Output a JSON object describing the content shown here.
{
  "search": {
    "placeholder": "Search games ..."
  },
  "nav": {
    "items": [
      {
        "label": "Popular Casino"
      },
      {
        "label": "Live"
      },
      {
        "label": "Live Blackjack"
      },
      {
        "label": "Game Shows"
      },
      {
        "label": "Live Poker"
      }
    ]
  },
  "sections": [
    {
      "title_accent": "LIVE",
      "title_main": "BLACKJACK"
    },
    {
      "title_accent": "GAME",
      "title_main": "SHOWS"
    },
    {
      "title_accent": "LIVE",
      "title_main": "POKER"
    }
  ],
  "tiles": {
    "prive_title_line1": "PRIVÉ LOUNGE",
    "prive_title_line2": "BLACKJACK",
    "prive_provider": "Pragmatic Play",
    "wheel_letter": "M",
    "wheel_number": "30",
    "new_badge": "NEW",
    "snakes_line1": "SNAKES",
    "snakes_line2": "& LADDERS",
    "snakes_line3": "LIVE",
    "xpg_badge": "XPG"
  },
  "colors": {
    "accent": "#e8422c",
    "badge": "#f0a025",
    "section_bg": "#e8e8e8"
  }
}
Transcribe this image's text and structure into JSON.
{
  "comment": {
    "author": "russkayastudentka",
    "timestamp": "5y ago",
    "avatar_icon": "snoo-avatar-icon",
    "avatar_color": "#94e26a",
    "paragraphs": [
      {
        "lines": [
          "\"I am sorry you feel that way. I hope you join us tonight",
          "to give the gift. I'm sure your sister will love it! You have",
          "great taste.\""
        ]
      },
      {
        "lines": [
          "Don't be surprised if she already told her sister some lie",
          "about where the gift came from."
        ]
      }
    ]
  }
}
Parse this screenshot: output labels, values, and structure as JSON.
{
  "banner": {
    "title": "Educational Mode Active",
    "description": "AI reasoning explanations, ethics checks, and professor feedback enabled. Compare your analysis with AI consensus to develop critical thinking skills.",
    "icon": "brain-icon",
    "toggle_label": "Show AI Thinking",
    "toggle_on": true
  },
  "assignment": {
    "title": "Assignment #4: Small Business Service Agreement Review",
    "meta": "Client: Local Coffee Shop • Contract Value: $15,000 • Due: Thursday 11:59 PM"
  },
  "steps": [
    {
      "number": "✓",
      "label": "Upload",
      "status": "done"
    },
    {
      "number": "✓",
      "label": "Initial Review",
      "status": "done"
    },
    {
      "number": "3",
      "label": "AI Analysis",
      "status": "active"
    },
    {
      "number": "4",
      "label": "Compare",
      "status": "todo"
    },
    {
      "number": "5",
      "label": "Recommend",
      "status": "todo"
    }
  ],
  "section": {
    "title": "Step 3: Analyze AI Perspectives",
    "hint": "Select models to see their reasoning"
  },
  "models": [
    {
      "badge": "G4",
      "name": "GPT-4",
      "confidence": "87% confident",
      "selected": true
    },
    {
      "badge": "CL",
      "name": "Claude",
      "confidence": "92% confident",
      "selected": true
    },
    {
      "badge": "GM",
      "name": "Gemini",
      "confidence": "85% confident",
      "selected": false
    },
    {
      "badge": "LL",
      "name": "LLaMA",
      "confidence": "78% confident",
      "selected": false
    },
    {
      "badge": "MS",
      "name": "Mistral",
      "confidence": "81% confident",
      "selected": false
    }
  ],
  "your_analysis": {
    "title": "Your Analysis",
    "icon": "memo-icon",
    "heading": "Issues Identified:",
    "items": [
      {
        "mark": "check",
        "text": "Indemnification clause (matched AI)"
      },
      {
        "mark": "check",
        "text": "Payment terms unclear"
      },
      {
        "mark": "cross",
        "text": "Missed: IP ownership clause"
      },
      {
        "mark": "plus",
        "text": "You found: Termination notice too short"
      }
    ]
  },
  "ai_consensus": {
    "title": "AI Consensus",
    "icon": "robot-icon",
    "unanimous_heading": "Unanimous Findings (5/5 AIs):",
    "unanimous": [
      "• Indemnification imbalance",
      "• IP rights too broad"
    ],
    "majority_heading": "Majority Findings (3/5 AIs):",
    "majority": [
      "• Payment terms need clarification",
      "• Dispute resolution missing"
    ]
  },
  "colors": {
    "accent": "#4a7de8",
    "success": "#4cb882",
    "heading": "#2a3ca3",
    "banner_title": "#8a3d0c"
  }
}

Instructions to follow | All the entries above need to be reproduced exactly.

Written solution |
Output a JSON object describing the content shown here.
{
  "search": {
    "placeholder": "Search games ..."
  },
  "nav": {
    "items": [
      {
        "label": "Popular Casino"
      },
      {
        "label": "Live"
      },
      {
        "label": "Live Blackjack"
      },
      {
        "label": "Game Shows"
      },
      {
        "label": "Live Poker"
      }
    ]
  },
  "sections": [
    {
      "title_accent": "LIVE",
      "title_main": "BLACKJACK"
    },
    {
      "title_accent": "GAME",
      "title_main": "SHOWS"
    },
    {
      "title_accent": "LIVE",
      "title_main": "POKER"
    }
  ],
  "tiles": {
    "prive_title_line1": "PRIVÉ LOUNGE",
    "prive_title_line2": "BLACKJACK",
    "prive_provider": "Pragmatic Play",
    "wheel_letter": "M",
    "wheel_number": "30",
    "new_badge": "NEW",
    "snakes_line1": "SNAKES",
    "snakes_line2": "& LADDERS",
    "snakes_line3": "LIVE",
    "xpg_badge": "XPG"
  },
  "colors": {
    "accent": "#e8422c",
    "badge": "#f0a025",
    "section_bg": "#e8e8e8"
  }
}
Transcribe this image's text and structure into JSON.
{
  "comment": {
    "author": "russkayastudentka",
    "timestamp": "5y ago",
    "avatar_icon": "snoo-avatar-icon",
    "avatar_color": "#94e26a",
    "paragraphs": [
      {
        "lines": [
          "\"I am sorry you feel that way. I hope you join us tonight",
          "to give the gift. I'm sure your sister will love it! You have",
          "great taste.\""
        ]
      },
      {
        "lines": [
          "Don't be surprised if she already told her sister some lie",
          "about where the gift came from."
        ]
      }
    ]
  }
}
Parse this screenshot: output labels, values, and structure as JSON.
{
  "banner": {
    "title": "Educational Mode Active",
    "description": "AI reasoning explanations, ethics checks, and professor feedback enabled. Compare your analysis with AI consensus to develop critical thinking skills.",
    "icon": "brain-icon",
    "toggle_label": "Show AI Thinking",
    "toggle_on": true
  },
  "assignment": {
    "title": "Assignment #4: Small Business Service Agreement Review",
    "meta": "Client: Local Coffee Shop • Contract Value: $15,000 • Due: Thursday 11:59 PM"
  },
  "steps": [
    {
      "number": "✓",
      "label": "Upload",
      "status": "done"
    },
    {
      "number": "✓",
      "label": "Initial Review",
      "status": "done"
    },
    {
      "number": "3",
      "label": "AI Analysis",
      "status": "active"
    },
    {
      "number": "4",
      "label": "Compare",
      "status": "todo"
    },
    {
      "number": "5",
      "label": "Recommend",
      "status": "todo"
    }
  ],
  "section": {
    "title": "Step 3: Analyze AI Perspectives",
    "hint": "Select models to see their reasoning"
  },
  "models": [
    {
      "badge": "G4",
      "name": "GPT-4",
      "confidence": "87% confident",
      "selected": true
    },
    {
      "badge": "CL",
      "name": "Claude",
      "confidence": "92% confident",
      "selected": true
    },
    {
      "badge": "GM",
      "name": "Gemini",
      "confidence": "85% confident",
      "selected": false
    },
    {
      "badge": "LL",
      "name": "LLaMA",
      "confidence": "78% confident",
      "selected": false
    },
    {
      "badge": "MS",
      "name": "Mistral",
      "confidence": "81% confident",
      "selected": false
    }
  ],
  "your_analysis": {
    "title": "Your Analysis",
    "icon": "memo-icon",
    "heading": "Issues Identified:",
    "items": [
      {
        "mark": "check",
        "text": "Indemnification clause (matched AI)"
      },
      {
        "mark": "check",
        "text": "Payment terms unclear"
      },
      {
        "mark": "cross",
        "text": "Missed: IP ownership clause"
      },
      {
        "mark": "plus",
        "text": "You found: Termination notice too short"
      }
    ]
  },
  "ai_consensus": {
    "title": "AI Consensus",
    "icon": "robot-icon",
    "unanimous_heading": "Unanimous Findings (5/5 AIs):",
    "unanimous": [
      "• Indemnification imbalance",
      "• IP rights too broad"
    ],
    "majority_heading": "Majority Findings (3/5 AIs):",
    "majority": [
      "• Payment terms need clarification",
      "• Dispute resolution missing"
    ]
  },
  "colors": {
    "accent": "#4a7de8",
    "success": "#4cb882",
    "heading": "#2a3ca3",
    "banner_title": "#8a3d0c"
  }
}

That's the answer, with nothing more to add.